AAOS 2021 key topics
Key takeaways from the American Association of Orthopaedic Surgeons (AAOS) conference in September 2021
The Annual Meeting of AAOS provided insight into many of the current topics in orthopaedic surgery.
AAOS looks at DEI
One such issue was how to improve diversity, equity and inclusion (DEI) within the profession. Orthopaedic surgery has the third-largest wage gap between males and females among specialists, and they land in the bottom three of specialties for underrepresented minorities (URM). AAOS is taking a hard look at the current state of DEI and offered sessions with real examples and solutions to address this growing concern.
One session suggested that the orthopaedic industry has moved past the understanding of what DEI is and why it’s important. Now, the focus is on what we should do to adjust. The panel of speakers provided some of the following recommendations to assist in closing the gaps:
- Get to know the current state of your organization through personnel inventory
- Conduct pulse surveys
- Review human resource complaints
- Educate leaders, particularly in implicit bias, with a focus on physician leaders and chiefs of practice
- Make concerted efforts to recruit, retain, promote and increase the visibility of underrepresented minorities.
- Seek URM talent in known web communities or professional groups
- Require a diverse pool for interviews and track offers, hires, annual reviews and compensation
- Use these key performance metrics to drive accountability and sustain efforts
The opioid epidemic

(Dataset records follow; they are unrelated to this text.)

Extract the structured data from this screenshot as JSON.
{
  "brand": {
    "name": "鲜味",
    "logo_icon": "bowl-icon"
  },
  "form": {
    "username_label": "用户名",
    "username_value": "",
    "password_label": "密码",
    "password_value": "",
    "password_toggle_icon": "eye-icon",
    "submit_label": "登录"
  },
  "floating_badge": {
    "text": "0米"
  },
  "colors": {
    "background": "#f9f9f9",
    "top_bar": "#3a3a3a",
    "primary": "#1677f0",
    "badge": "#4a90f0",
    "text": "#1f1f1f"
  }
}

Impactful statistics, research and recommendations on the opioid epidemic and pain management were also presented at the AAOS Annual Meeting. One presenter reported that 12 million U.S. adults misused a prescription pain reliever in 2016, with 35% of the opioids prescribed by a practitioner, 53% obtained from a family member and only 6% from a drug dealer.

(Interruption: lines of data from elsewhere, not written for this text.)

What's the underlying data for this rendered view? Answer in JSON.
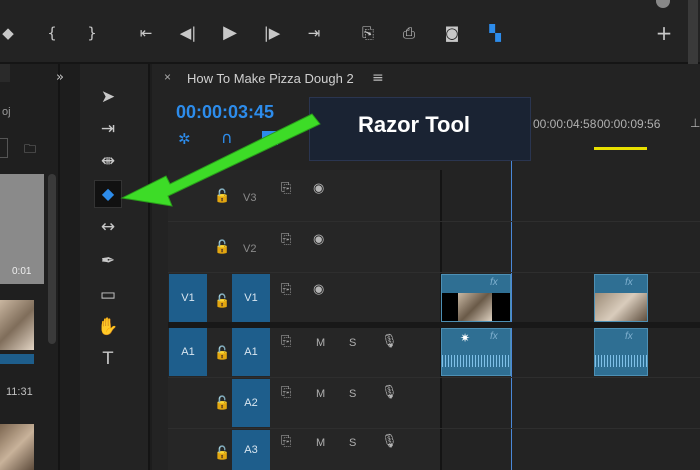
{
  "sequence": {
    "tab_title": "How To Make Pizza Dough 2",
    "timecode": "00:00:03:45"
  },
  "ruler": {
    "marks": [
      "00:00:04:58",
      "00:00:09:56"
    ]
  },
  "callout": {
    "text": "Razor Tool"
  },
  "tracks": {
    "video": [
      {
        "name": "V3"
      },
      {
        "name": "V2"
      },
      {
        "name": "V1",
        "source": "V1"
      }
    ],
    "audio": [
      {
        "name": "A1",
        "source": "A1",
        "mute": "M",
        "solo": "S"
      },
      {
        "name": "A2",
        "mute": "M",
        "solo": "S"
      },
      {
        "name": "A3",
        "mute": "M",
        "solo": "S"
      }
    ]
  },
  "project": {
    "thumb_time_1": "0:01",
    "thumb_time_2": "11:31",
    "label": "oj"
  },
  "clip_fx": "fx",
  "colors": {
    "accent": "#2d8ceb",
    "track_blue": "#1e5e8c",
    "callout_arrow": "#3ddc27",
    "playhead": "#4a88d8",
    "work_area": "#e8e000"
  }
}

The nature of the diseases and injuries that orthopaedic surgeons treat places orthopaedic care at the front line of the fight against the opioid epidemic. In total joint surgery alone, it was noted that 10% of patients who were opioid-naive before surgery were still using them regularly at six months post-surgery. A recent survey conducted by Western Orthopaedic Association reported that 75% of orthopaedic surgeons agree there is an opioid epidemic. Orthopaedic surgeons are taking the battle seriously, and the recent AAOS meeting provided several educational offerings on pain management and guidance on how to reduce opioid use.
Overall, orthopaedic surgeons have responded by researching optimal quantities and refills to maintain satisfaction and reduce diversion. This approach leaves behind concern for the impact of prescribing opioids on patient satisfaction, as studies do not support this apprehension. Multimodal pain programs have become a gold standard, and institutional opioid prescribing guidelines and retrieval programs are essential. Pursuits of non-narcotic pain management such as meditation, mindfulness, nerve stimulation and cold therapy, to name a few, are encouraged.
At the time of this writing, Karen Bush, MSN, FNP, BC, NCRP, was a HealthTrust Director, Clinical Research & Education.Share Email